Lo Bak Go ($2), turnip cakes, three to a plate. Despite turnip's down-home nature, this one is a little exotic - earthy aromas and flavors, pungent and tart, shredded and served in a gelatinous rectangle that tastes a lot better than it looks. The very similar Woo Tou Kou ($2), Taro cake, is similar and even more earthy.

Woo Kwok ($2), fried taro, three to a plate. Deep-fried crisp and brown, these football-shaped root-vegetable fritters bear a remarkable resemblance to rolled oysters ... without the oysters.

Chuen Kuen ($2), more familiarly known as spring roll, two to a plate. Veggies, pork and shrimp deep-fried in a won-ton (pasta) cylinder. I rarely order them with dim sum, as they're a little TOO familiar, but Jade Palace's rendition is a good one, crunchy and filling.

Pai Quat ($2), spare ribs in black bean sauce.
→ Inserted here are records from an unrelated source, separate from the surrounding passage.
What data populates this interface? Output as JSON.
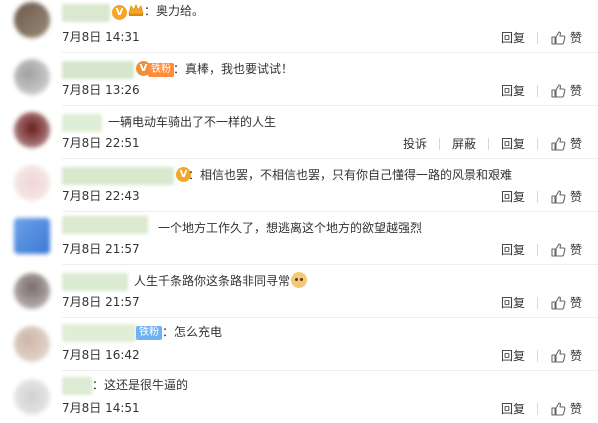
{
  "ui": {
    "reply_label": "回复",
    "like_label": "赞",
    "report_label": "投诉",
    "block_label": "屏蔽"
  },
  "colors": {
    "text": "#333333",
    "vip_orange": "#f6a623",
    "fan_badge_orange": "#ff8c3a",
    "fan_badge_blue": "#6cb2f5",
    "divider": "#eeeeee"
  },
  "comments": [
    {
      "text": "：奥力给。",
      "time": "7月8日 14:31",
      "badges": [
        "vip-icon",
        "crown-icon"
      ]
    },
    {
      "text": "：真棒，我也要试试！",
      "time": "7月8日 13:26",
      "badges": [
        "vip-icon",
        "fan-badge"
      ],
      "fan_badge_label": "铁粉"
    },
    {
      "text": "一辆电动车骑出了不一样的人生",
      "time": "7月8日 22:51",
      "badges": [],
      "show_report": true
    },
    {
      "text": "：相信也罢，不相信也罢，只有你自己懂得一路的风景和艰难",
      "time": "7月8日 22:43",
      "badges": [
        "vip-icon"
      ]
    },
    {
      "text": "一个地方工作久了，想逃离这个地方的欲望越强烈",
      "time": "7月8日 21:57",
      "badges": []
    },
    {
      "text": "人生千条路你这条路非同寻常",
      "time": "7月8日 21:57",
      "badges": [],
      "emoji": "cat-emoji"
    },
    {
      "text": "：怎么充电",
      "time": "7月8日 16:42",
      "badges": [
        "fan-badge"
      ],
      "fan_badge_label": "铁粉"
    },
    {
      "text": "：这还是很牛逼的",
      "time": "7月8日 14:51",
      "badges": []
    }
  ]
}
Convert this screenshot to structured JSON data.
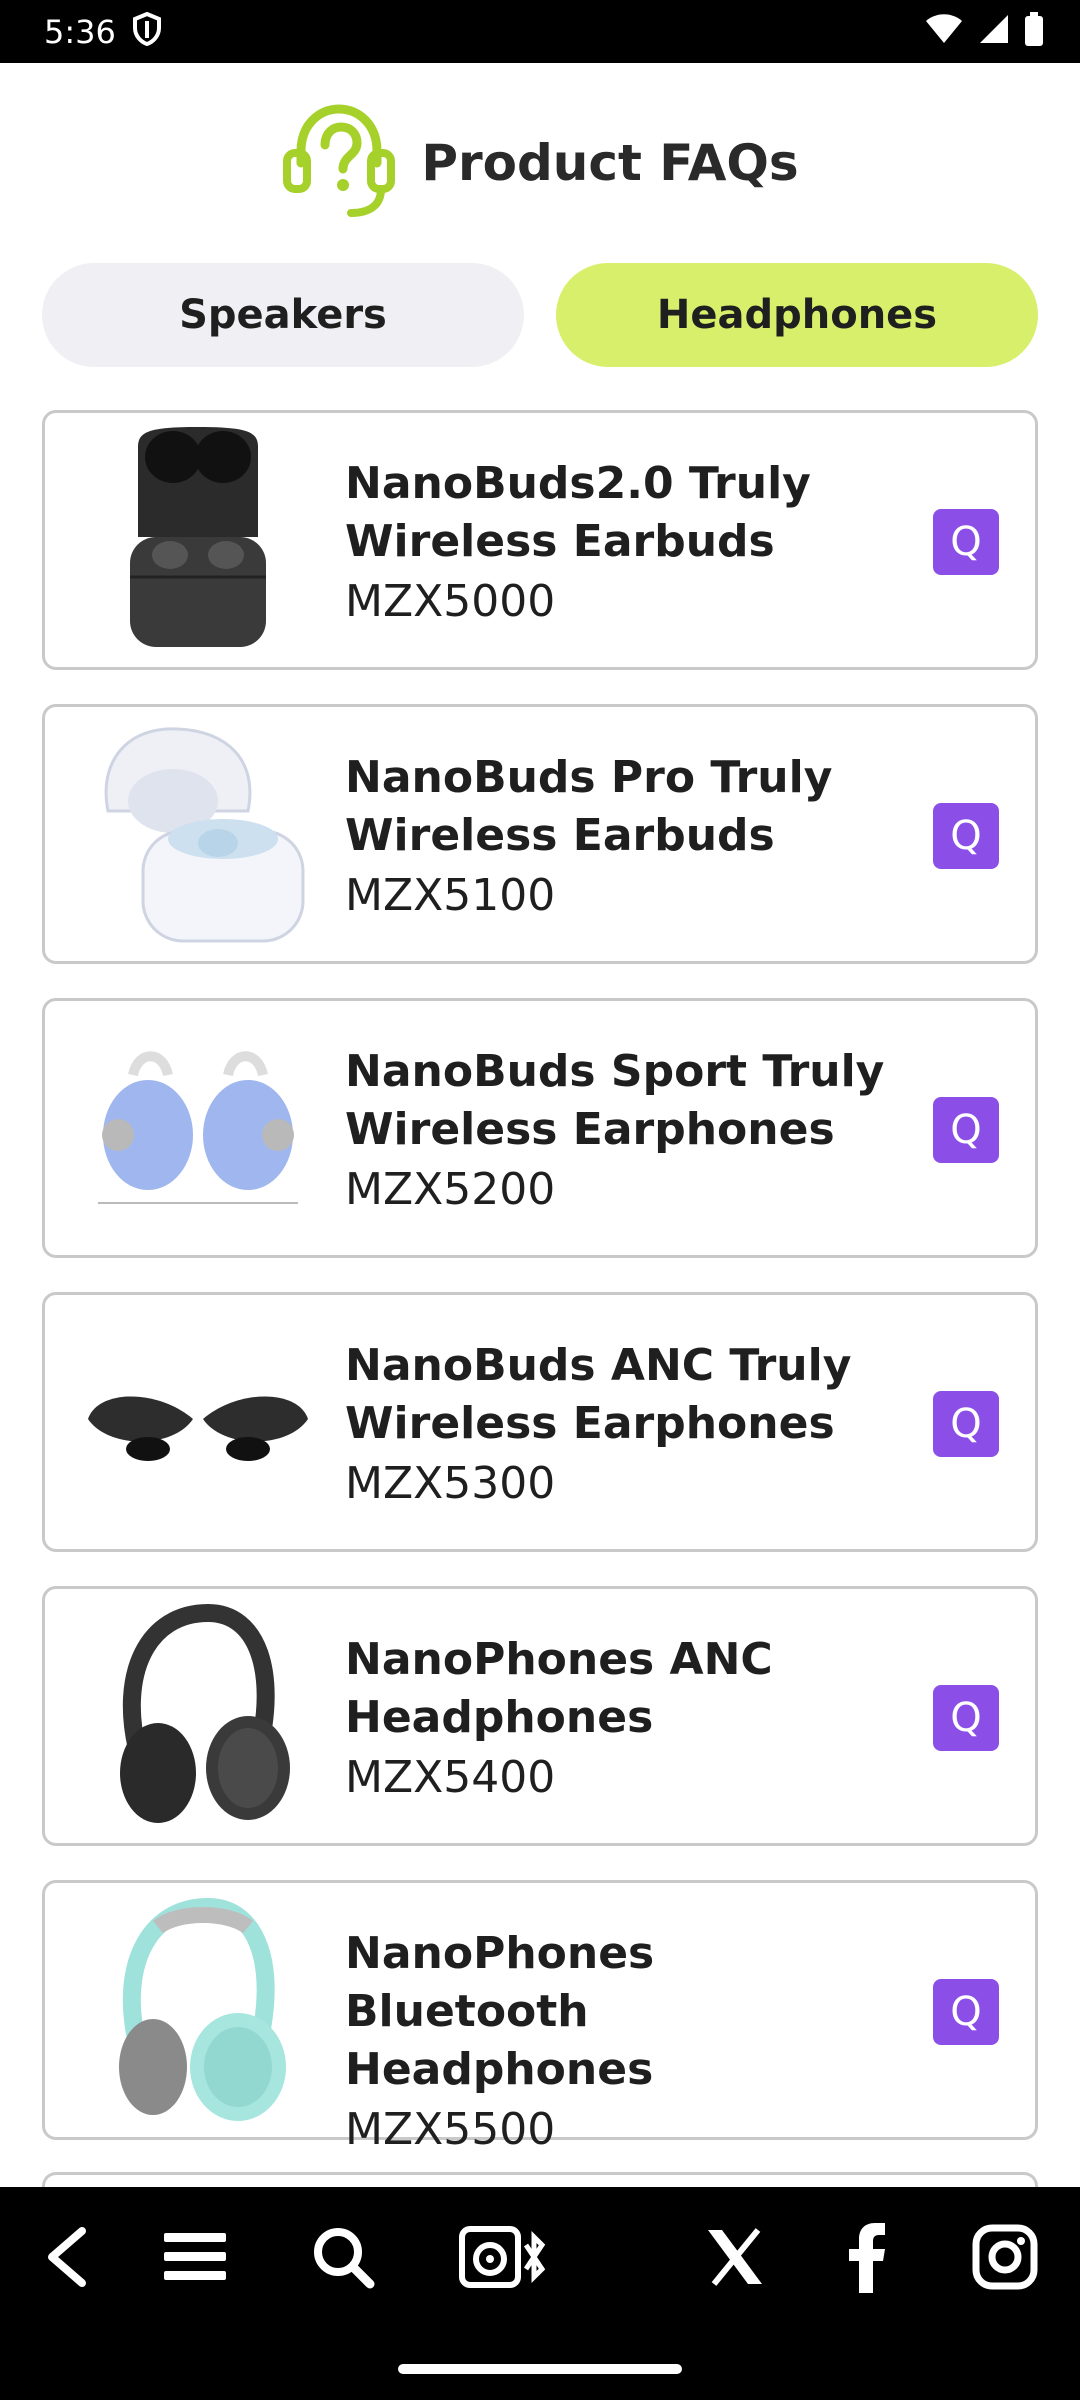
{
  "status_bar": {
    "time": "5:36"
  },
  "header": {
    "title": "Product FAQs",
    "icon": "headset-question-icon"
  },
  "tabs": [
    {
      "label": "Speakers",
      "active": false
    },
    {
      "label": "Headphones",
      "active": true
    }
  ],
  "products": [
    {
      "name": "NanoBuds2.0 Truly Wireless Earbuds",
      "model": "MZX5000",
      "button": "Q"
    },
    {
      "name": "NanoBuds Pro Truly Wireless Earbuds",
      "model": "MZX5100",
      "button": "Q"
    },
    {
      "name": "NanoBuds Sport Truly Wireless Earphones",
      "model": "MZX5200",
      "button": "Q"
    },
    {
      "name": "NanoBuds ANC Truly Wireless Earphones",
      "model": "MZX5300",
      "button": "Q"
    },
    {
      "name": "NanoPhones ANC Headphones",
      "model": "MZX5400",
      "button": "Q"
    },
    {
      "name": "NanoPhones Bluetooth Headphones",
      "model": "MZX5500",
      "button": "Q"
    }
  ],
  "toolbar": {
    "icons": [
      "back-icon",
      "menu-icon",
      "search-icon",
      "speaker-bluetooth-icon",
      "x-icon",
      "facebook-icon",
      "instagram-icon"
    ]
  },
  "colors": {
    "accent_green": "#d8ef6c",
    "icon_green": "#a6d12a",
    "q_purple": "#8b4fe8",
    "inactive_tab": "#f0f0f4"
  }
}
A long way from Kentucky-style barbecued ribs, these tasty bits (bone in) gain flavor from fermented black soybeans and lots of garlic in a sticky sauce.

Stuffed To Fo ($2), two largish and rather chewy "boats" of fried bean curd (tofu), each bearing a cargo that's apparently identical to the beef balls above.

Char Sui Bao ($2), two to a serving and representative of an entire genre: Soft white bread rolls, steamed, not baked, wrapped around a hidden treasure - in this case, tender and sweet chinese barbecued pork.

Ngau Yuk Kau
Ngau Yuk Kau ($2), beef balls, three to a plate. Rather loose, light meatballs full of fine-chopped, aromatic scallions, ginger and garlic.

Jau Bao ($2), a pair of buns with saucy curried pork in the middle, covered with sesame seeds and fried golden brown - the most seductive pork sandwich I've ever tasted.

Char Sui ($4.95), a plate loaded with Chinese barbecued pork sliced thin, bright red around the edges, tender and succulent, enough to fill up and take leftovers home.

Cheung Fun ($2.50), slippery-tender steamed won-ton pastry wrapped around a ration of steamed shrimp, pork or beef.

Nor Mai Gai ($3.50), one of my favorite dim sum, is a pillow of sweet-sticky glutinous rice wrapped around a melange of shrimp, pork and chicken and steamed inside an oversize lotus leaf that adds its own delicate flavor to the dish. Cut open the leaf at the table (it's too tough to eat) and pull out the delectable ingredients with chopsticks or your fork.

If you're looking for something more substantial, the dim sum menu offers large bowls of Chinese noodles: Char Sui Mein ($3.50) features a generous ration of barbecued pork in broth with wheat noodles; Yee Don Mai ($3.95) is a similar dish with fish balls (ground fish dumplings). Pork and beef rice-noodle stir-fries are also available. Koun Chou Ngau Nor ($6.95) was a large oval dish of stir-fried beef and soft, freshly made wheat noodles in a light, rather oily sauce.

Serious aficionadoes finish their brunch with sweet dim sum like Don Tot ($2, custard tarts), Mar Tay Kou ($2, watercress nut cake) or Coconut Pudding ($1.25).

Dim sum makes a surprisingly affordable and filling meal. No matter how hard I try, throwing caution to the winds for the sake of dim sum gluttony, I have never been able to push a lunch for two past the $20 mark. Two recent visits topped out at $15.90 and $18.10. $$